I know how to calculate proportions of resistor values in resistor divider, but dont know how to jump into "next level" and calculate the precise values of resistors from proportion :

For example to devide 10V to obtain 5V you can use: - 10 ohm R1 / 10 ohm R2 And as well you can use - 100kohm R1 / 100kohm R2

Proportion is the same 1/2 but it for sure is different.

What I have to look for, what I have to know to calculate this?

Is time also critical? I want to divide pulsing signal, want change only voltage range, but still I want to keep form/shape of this vawe.

• This answer discusses how to calculate resistors when the current drawn, minimum and maximum voltages at the middle node are known. electronics.stackexchange.com/a/83659/8627 Jan 6, 2015 at 21:01

To determine the values of resistors in a divider, you need to consider how much power you are willing to "waste" throught the divider, and how much current you will draw from the divider mid-point. Don't forget that any load you connect to the divider mid-point will appear as another resistor in parallel with the "bottom" resistor, and so must be included when calculating the resistor values.

Two main factors are how much current can you draw (that is the voltage applied divided by the total resistance - sum of the two resistors. The second factor is what output impedance you want (or can tolerate) from the divider point. That value is the parallel combination of the two resistors if it's being fed from a stiff voltage source.

So in your example, assume 10V is applied, the 100K + 100K divider draws 50uA and has a source impedance of 100K||100K = 50K ohms (so if you load it with 50M ohms it will drop by about 0.1%)

In the case of the 10R + 10R, it will draw 500mA and have a source impedance of 5 ohms, so if you load it with 5K ohms it will drop about 0.1%.

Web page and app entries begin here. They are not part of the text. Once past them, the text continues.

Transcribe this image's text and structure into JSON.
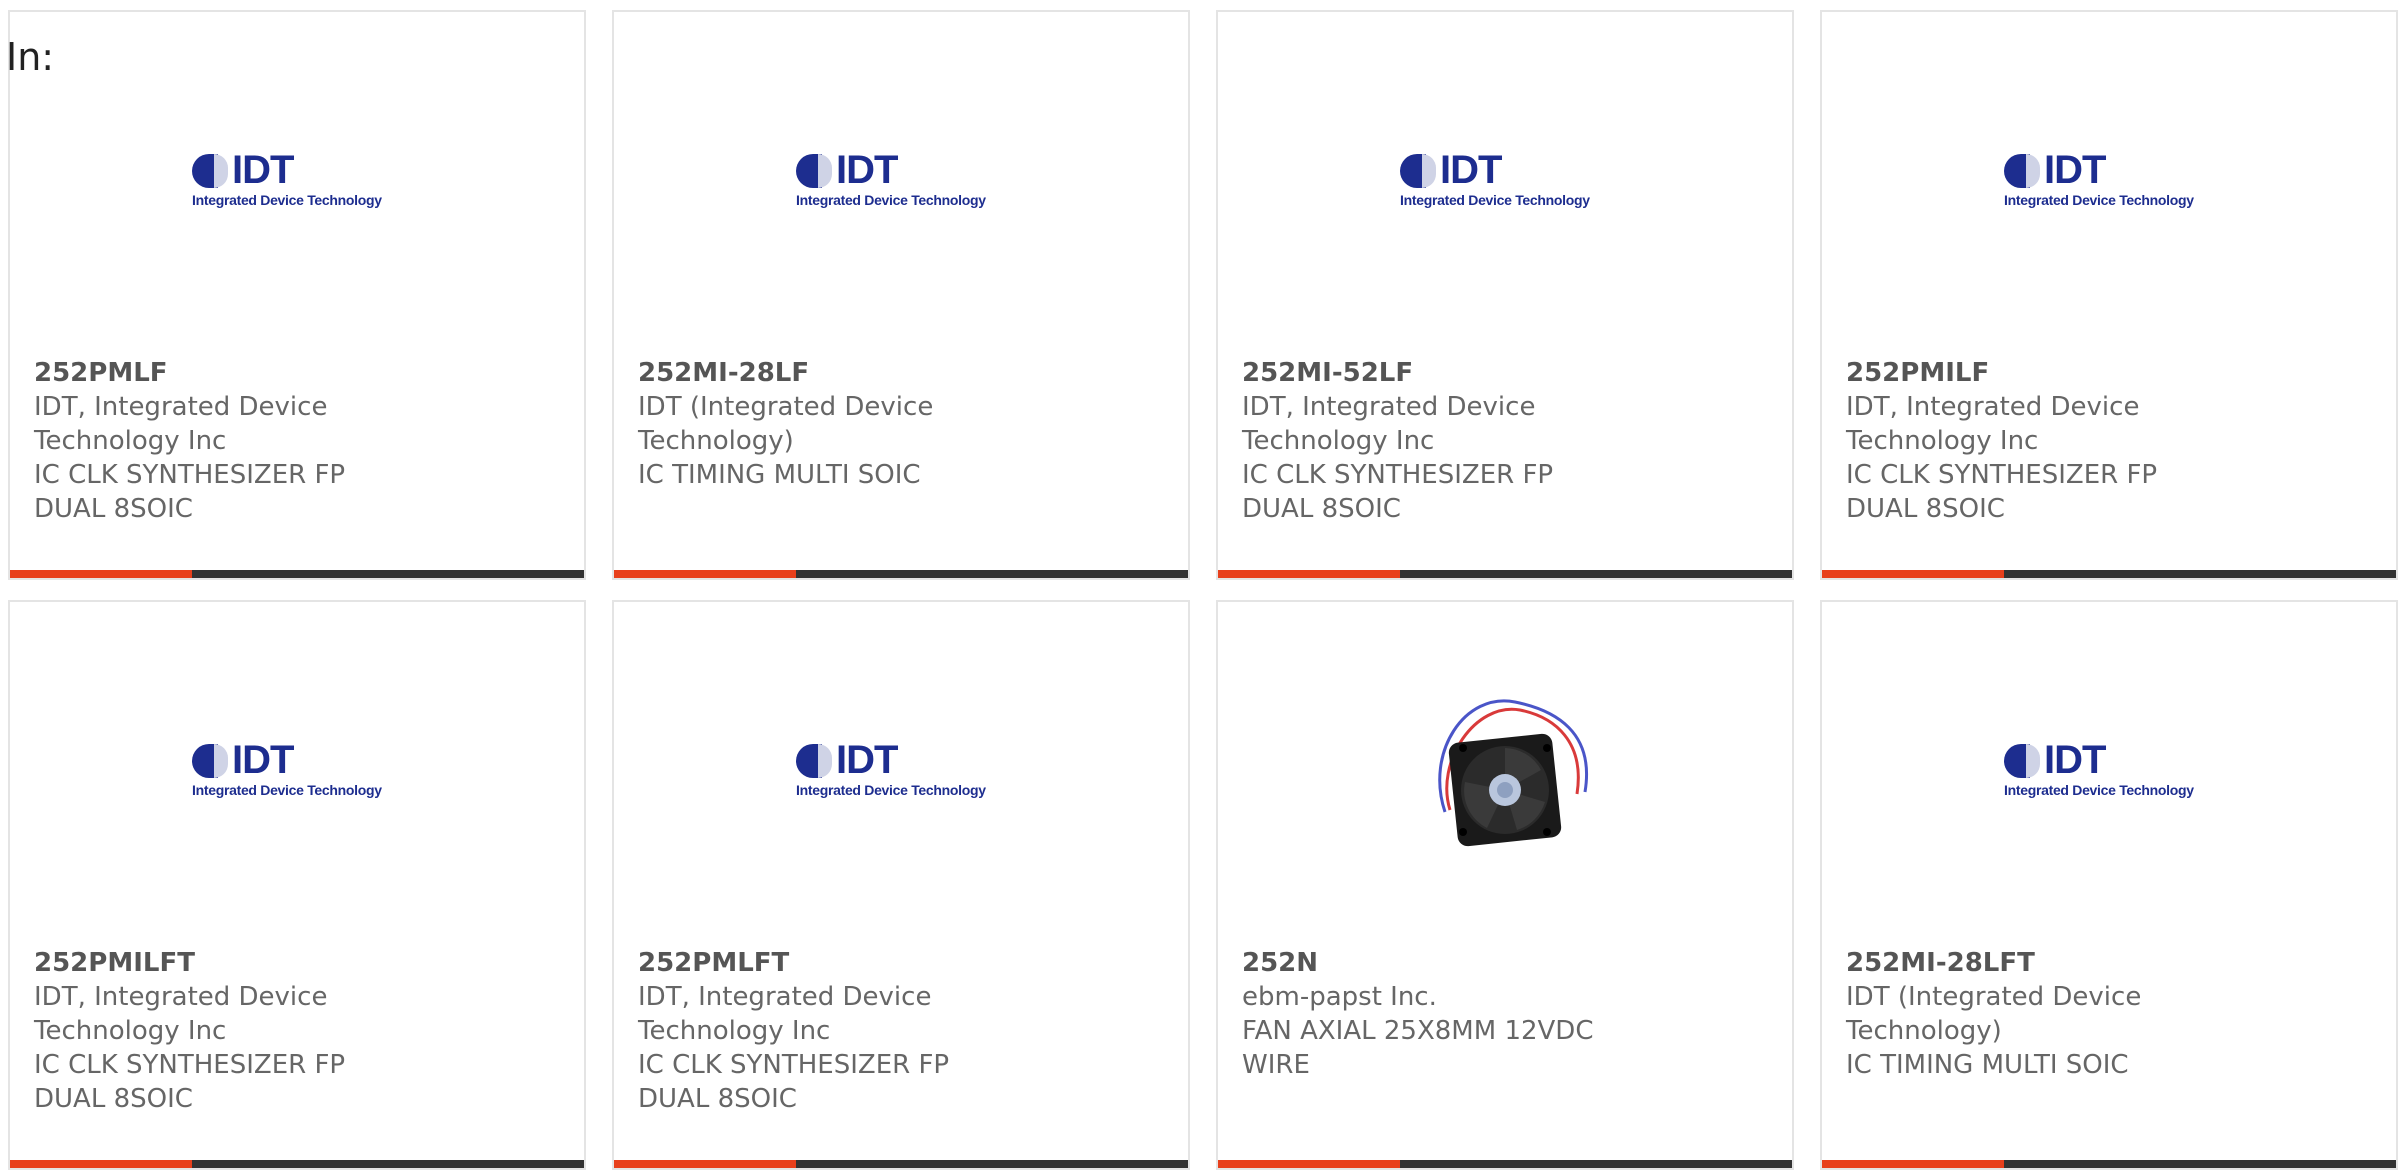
{
  "filter_label": "In:",
  "colors": {
    "accent": "#e8401c",
    "bar": "#333333",
    "text": "#666666",
    "idt_brand": "#1d2d8f"
  },
  "products": [
    {
      "part_number": "252PMLF",
      "manufacturer": "IDT, Integrated Device Technology Inc",
      "description": "IC CLK SYNTHESIZER FP DUAL 8SOIC",
      "image": "idt-logo"
    },
    {
      "part_number": "252MI-28LF",
      "manufacturer": "IDT (Integrated Device Technology)",
      "description": "IC TIMING MULTI SOIC",
      "image": "idt-logo"
    },
    {
      "part_number": "252MI-52LF",
      "manufacturer": "IDT, Integrated Device Technology Inc",
      "description": "IC CLK SYNTHESIZER FP DUAL 8SOIC",
      "image": "idt-logo"
    },
    {
      "part_number": "252PMILF",
      "manufacturer": "IDT, Integrated Device Technology Inc",
      "description": "IC CLK SYNTHESIZER FP DUAL 8SOIC",
      "image": "idt-logo"
    },
    {
      "part_number": "252PMILFT",
      "manufacturer": "IDT, Integrated Device Technology Inc",
      "description": "IC CLK SYNTHESIZER FP DUAL 8SOIC",
      "image": "idt-logo"
    },
    {
      "part_number": "252PMLFT",
      "manufacturer": "IDT, Integrated Device Technology Inc",
      "description": "IC CLK SYNTHESIZER FP DUAL 8SOIC",
      "image": "idt-logo"
    },
    {
      "part_number": "252N",
      "manufacturer": "ebm-papst Inc.",
      "description": "FAN AXIAL 25X8MM 12VDC WIRE",
      "image": "fan-photo"
    },
    {
      "part_number": "252MI-28LFT",
      "manufacturer": "IDT (Integrated Device Technology)",
      "description": "IC TIMING MULTI SOIC",
      "image": "idt-logo"
    }
  ],
  "idt_logo": {
    "wordmark": "IDT",
    "tagline": "Integrated Device Technology"
  }
}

The other practical factor if you still have some range in the above two constraints is that it's nice to be able to use commercially available resistor values. Maybe you can change the total resistance a bit to get it to fit with values that you can buy in the tolerance and power rating you need. If you can't buy the exact values you calculate and can't seem to make it fit, another approach is to pick one of the two values that you can buy and then find a parallel or series combination of standard values that makes the ratio correct (since the ratio is usually much more important than the total resistance).

For example, suppose you want to divide 12V down to 2.5V so you can measure it with a microcontroller, and the microcontroller can only tolerate 10K source impedance before errors increase.

So you might pick 38K and 10K, which has a source impedance of 7.92K, but 38K isn't a standard E96 value- the closest is 38.3K, which is an error of about 0.6%. You could also use 5.62K and 21.3K which would have a ratio error of only about 0.2% but would draw more current from the 12V input (and would still meet the 10K max source impedance limit, of course).

Edit: Given your added comment about AC signals, if you match the resistance (actually you match conductance- reciprocal of resistance) with capacitance across the divider you can maintain the same shape to the signals. Since resistors are not designed to have any specific capacitance, only stray and trace capacitance, you might have to adjust the capacitance across one of the resistors. That's essentially what you do when you adjust your 10:1 oscilloscope probe compensation.

I assume the question is how to go from proportions to explicit resistor values.

The main difference is the amount of current that will flow through your divider, and that is dictated by the application. As an example, if you're using a divider to measure a battery voltage in a uC design, where your ADC can see values of 0-3.3V, and your battery is 9-12.6V (as it would be in a 3S LiPo), you would want the highest resistor values that still provide a measurable amount of current to the uC to minimize the amount of current through it.